National Stock Market Simulation

Can You Be The Next Market Guru?

The Stock Market Game

The California Stock Market Simulation

So You Want To Be In Charge of Monetary Policy? is not a stock market simulation, but it is related to it.

And many science-connected simulations can be found at PhET Interactive Simulations and at Houghton Mifflin Discover Simulations.

Okay, now, let me know what I’m missing!

Monster has an interactive virtual Virtual Job Interview.

July 23, 2014
by Larry Ferlazzo
0 comments

Excellent English-Learning App Duolingo Now Takes On TOEFL & IELTS

duo

Duolingo, which is on a bunch of my “Best” lists as a language-learning app (my students love it!) have not made it official — they’ve just unveiled an English test they want to rival the TOEFL and IELTS, tests that international students need to pass prior to attending a university in most English-speaking countries.

You can read more about it at this TechCrunch post, and here’s a video:

I wouldn’t bet against Duolingo…

July 23, 2014
by Larry Ferlazzo
0 comments

“Teaching Without Connecting is ‘Futile’: An Interview With Annette Breaux & Todd Whitaker”

Teaching Without Connecting is ‘Futile’: An Interview With Annette Breaux & Todd Whitaker is my new Education Week Teacher post.

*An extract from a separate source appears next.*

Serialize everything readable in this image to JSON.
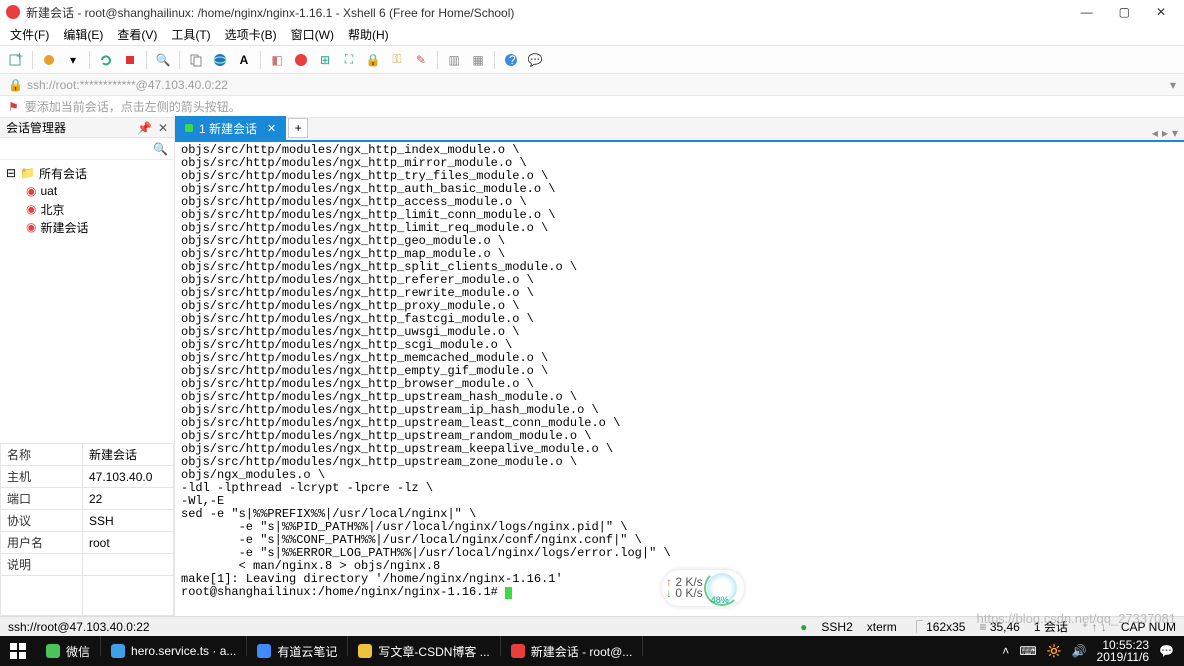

In it, Annette Breaux and Todd Whitaker agreed to answer a few questions about the new second edition of their popular book, Seven Simple Secrets: What the BEST Teachers Know and Do!

Here are some excerpts:

To-attempt-to-teach

Teaching-is-an

July 23, 2014
by Larry Ferlazzo
1 Comment

Two Excellent World War One Resources From The Guardian

world war

The British newspaper The Guardian has recently produced two excellent resources about World Ward One that I’m adding to The Best Resources For Learning About World War I:

A global guide to the first world war – interactive documentary is an impressive multilingual…interactive documentary.

How to teach… the first world war is also from The Guardian.

July 22, 2014
by Larry Ferlazzo
2 Comments

“FluencyTutor” Could Be A Useful Tool For Students To See Their Reading Progress

fluency

Richard Byrne posted yesterday about an intriguing new site that would be useful for emerging readers and English Language Learners called FluencyTutor For Google.

It’s a web app only usable with a Chrome browser that provides a large selection of leveled reading passages that students can read, record, and store on Google Drive. Teachers can then listen at their convenience and correct and note students’ reading fluency. The reading passages provide quite a few supportive features that make them particularly accessible to English Language Learners.

Most of the features are free, but teachers have to pay $99 per year for some “dashboard” services like tracking student progress.

If I was teaching an online class of motivated adult English Language Learners, I could see FluencyTutor’s whole package as an excellent tool.

However, I definitely wouldn’t recommend a classroom teacher using it as a way to track a readers’ progress. I have the same concerns about using it for that as I have about Literably, a web tool in the same vein — having students read to us is as much about building the relationship (if not more so) than getting the data.

On the other hand, though, a site like FluencyTutor could be a super tool for students to practice on their own and compare their reading progress during a school year. It’s less about them tracking exactly how many words they read each minute and more about them seeing how their reading prosody — expressiveness, smoothness — improves. Just having the free features should be enough for accomplishing that goal.

Here’s a video explaining how it works — keep in the mind that some of the features it talks about the end are the ones you have to pay for:

July 22, 2014
by Larry Ferlazzo
0 comments

12 MORE New Yorker Articles On Ed To Read While The Archives Are Free

Yesterday, I posted “12 New Yorker education articles to read while the archives are free,” a link to a a great collection of links that Vox identified.

Now, today, Alexander Russo published links to his own choices at 12 New Yorker Ed Articles Vox Missed/Got Wrong.

All twenty-four are worth reading this summer….